The critical advantages of being a bald and sweaty biped
Could you outrun a horse? In the short term, probably not. A human’s top recorded sprint was 27.8 mph, which isn’t going to impress the fastest horse, who hit 55 mph for a short sprint. Your best hope would be to keep the race going long enough that you have time to make use of our body’s secret weapon: sweaty, bald skin.
Making up for having two fewer legs
As upright primates, humans have a number of unusual pieces of conformation. Sure, we’re kind of top-heavy, with large heads on stressed backs and necks. But our inner ears help our two-legged balancing act. Our large butt muscles stabilize our core, and elastic tendons help make our run more efficient. Our biggest boost, however, is our relatively hairless body and ability to sweat.
When on a long run, we usually worry more about running out of breath than overheating, but this isn’t true of many quadrupeds. While an antelope can sprint at amazing speeds, they need to pant to cool down, and when they’re running, their organs are smushing their lungs against their ribs too much to do that. So that great sprint needs to stop periodically so that they can control their temperature.
Humans, on the other hand, can gasp and pant, but more importantly sweat enough to keep our temperature down without a break. This continuous running may have evolved to help our ancestors hunt. Rather than chase prey down in a sprint, they could slowly wear an animal down, and then catch it when it needed to stop to cool off.
Endurance against equines
These days we’re obviously not running a lot of cows down to eat. But humans have been conducting foot races against others on horseback for the last 35 years in the Man v. Horse Marathon in Wales.
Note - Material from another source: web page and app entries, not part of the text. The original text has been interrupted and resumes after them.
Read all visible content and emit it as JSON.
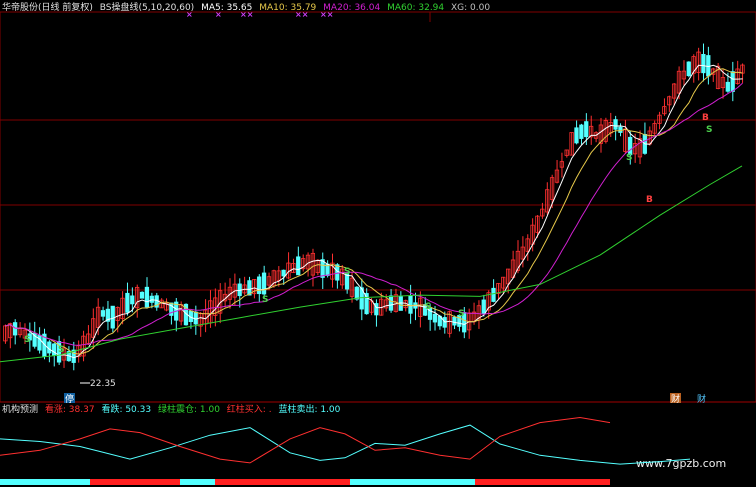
{
  "header": {
    "stock": "华帝股份(日线 前复权)",
    "indicator": "BS操盘线(5,10,20,60)",
    "ma5": "MA5: 35.65",
    "ma10": "MA10: 35.79",
    "ma20": "MA20: 36.04",
    "ma60": "MA60: 32.94",
    "xg": "XG: 0.00"
  },
  "lower": {
    "name": "机构预测",
    "bull": "看涨: 38.37",
    "bear": "看跌: 50.33",
    "green_hold": "绿柱震仓: 1.00",
    "red_buy": "红柱买入: .",
    "blue_sell": "蓝柱卖出: 1.00"
  },
  "labels": {
    "low_price": "22.35",
    "s_mark": "S",
    "b_mark": "B",
    "stop_badge": "停",
    "fin_badge": "财",
    "x_mark": "×",
    "xx_mark": "××"
  },
  "watermark": "www.7gpzb.com",
  "colors": {
    "bg": "#000000",
    "grid": "#800000",
    "up": "#ff3030",
    "down": "#54ffff",
    "ma5": "#ffffff",
    "ma10": "#e6c84a",
    "ma20": "#d020d0",
    "ma60": "#30d030",
    "s": "#4cd04c",
    "b": "#ff4040",
    "x": "#d040ff"
  },
  "chart_data": {
    "type": "candlestick",
    "ylim": [
      20,
      48
    ],
    "low_annotation": 22.35,
    "series": [
      {
        "name": "MA5",
        "last": 35.65
      },
      {
        "name": "MA10",
        "last": 35.79
      },
      {
        "name": "MA20",
        "last": 36.04
      },
      {
        "name": "MA60",
        "last": 32.94
      }
    ],
    "keypoints": [
      [
        0,
        24.5
      ],
      [
        12,
        25.0
      ],
      [
        22,
        24.6
      ],
      [
        40,
        23.8
      ],
      [
        58,
        23.2
      ],
      [
        70,
        22.8
      ],
      [
        84,
        23.9
      ],
      [
        98,
        26.2
      ],
      [
        112,
        25.8
      ],
      [
        126,
        27.0
      ],
      [
        140,
        27.5
      ],
      [
        155,
        27.0
      ],
      [
        170,
        26.4
      ],
      [
        185,
        26.0
      ],
      [
        200,
        25.6
      ],
      [
        215,
        26.8
      ],
      [
        230,
        27.8
      ],
      [
        245,
        28.0
      ],
      [
        260,
        28.3
      ],
      [
        275,
        28.9
      ],
      [
        290,
        29.5
      ],
      [
        305,
        30.0
      ],
      [
        320,
        29.5
      ],
      [
        335,
        29.2
      ],
      [
        345,
        28.5
      ],
      [
        355,
        27.6
      ],
      [
        365,
        26.8
      ],
      [
        375,
        26.4
      ],
      [
        385,
        26.9
      ],
      [
        395,
        26.9
      ],
      [
        405,
        26.8
      ],
      [
        415,
        26.7
      ],
      [
        425,
        26.3
      ],
      [
        435,
        25.6
      ],
      [
        445,
        25.4
      ],
      [
        455,
        25.6
      ],
      [
        465,
        25.4
      ],
      [
        475,
        26.1
      ],
      [
        485,
        26.9
      ],
      [
        495,
        27.9
      ],
      [
        505,
        28.8
      ],
      [
        515,
        30.0
      ],
      [
        525,
        31.2
      ],
      [
        535,
        32.8
      ],
      [
        545,
        34.6
      ],
      [
        555,
        36.5
      ],
      [
        565,
        38.3
      ],
      [
        575,
        39.6
      ],
      [
        585,
        40.0
      ],
      [
        595,
        39.4
      ],
      [
        605,
        39.9
      ],
      [
        615,
        40.4
      ],
      [
        625,
        38.8
      ],
      [
        635,
        38.4
      ],
      [
        645,
        39.0
      ],
      [
        655,
        40.4
      ],
      [
        665,
        41.8
      ],
      [
        675,
        43.3
      ],
      [
        685,
        44.4
      ],
      [
        695,
        45.0
      ],
      [
        705,
        44.8
      ],
      [
        715,
        43.9
      ],
      [
        725,
        43.1
      ],
      [
        735,
        43.9
      ],
      [
        745,
        45.0
      ]
    ],
    "ma60_keypoints": [
      [
        0,
        22.5
      ],
      [
        60,
        23.0
      ],
      [
        120,
        24.2
      ],
      [
        180,
        25.0
      ],
      [
        240,
        25.8
      ],
      [
        300,
        26.6
      ],
      [
        360,
        27.3
      ],
      [
        420,
        27.5
      ],
      [
        480,
        27.4
      ],
      [
        540,
        28.3
      ],
      [
        600,
        30.5
      ],
      [
        660,
        33.5
      ],
      [
        710,
        35.8
      ],
      [
        742,
        37.2
      ]
    ],
    "lower_bull": [
      [
        0,
        62
      ],
      [
        40,
        58
      ],
      [
        80,
        50
      ],
      [
        100,
        42
      ],
      [
        130,
        30
      ],
      [
        170,
        48
      ],
      [
        210,
        68
      ],
      [
        250,
        80
      ],
      [
        290,
        40
      ],
      [
        320,
        28
      ],
      [
        345,
        32
      ],
      [
        375,
        55
      ],
      [
        405,
        52
      ],
      [
        440,
        70
      ],
      [
        470,
        84
      ],
      [
        500,
        54
      ],
      [
        540,
        36
      ],
      [
        580,
        28
      ],
      [
        620,
        22
      ],
      [
        660,
        26
      ],
      [
        690,
        30
      ]
    ],
    "lower_bear": [
      [
        0,
        36
      ],
      [
        40,
        44
      ],
      [
        80,
        62
      ],
      [
        110,
        78
      ],
      [
        140,
        72
      ],
      [
        180,
        50
      ],
      [
        220,
        30
      ],
      [
        250,
        24
      ],
      [
        290,
        62
      ],
      [
        320,
        80
      ],
      [
        345,
        70
      ],
      [
        375,
        44
      ],
      [
        405,
        48
      ],
      [
        440,
        36
      ],
      [
        470,
        30
      ],
      [
        500,
        66
      ],
      [
        540,
        88
      ],
      [
        580,
        96
      ],
      [
        610,
        88
      ]
    ],
    "lower_bar_segments": [
      {
        "from": 0,
        "to": 90,
        "color": "blue"
      },
      {
        "from": 90,
        "to": 180,
        "color": "red"
      },
      {
        "from": 180,
        "to": 215,
        "color": "blue"
      },
      {
        "from": 215,
        "to": 350,
        "color": "red"
      },
      {
        "from": 350,
        "to": 475,
        "color": "blue"
      },
      {
        "from": 475,
        "to": 610,
        "color": "red"
      }
    ]
  }
}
The humans get a 15 minute lead, although that’s accounted for in the final time comparisons. The rugged, 22-mile trail acts as an equalizer, with the outcome of the race being often correlating with the weather on race day. Hot races are predictably better for human runners, but cool weather, such as during this year’s race, favors the horses as it helps them make up that cooling deficit. Of course, horses do sweat, but presumably not as efficiently as we do, especially when coupled with our body’s lower skin to volume ratio and lack of hair.
So if you ever need to outrun a horse, just remember to keep going and you’ll pass it eventually.
Source: The Neighs Have It: Horse Outruns Man, But Just Barely by Adam Cole, Shots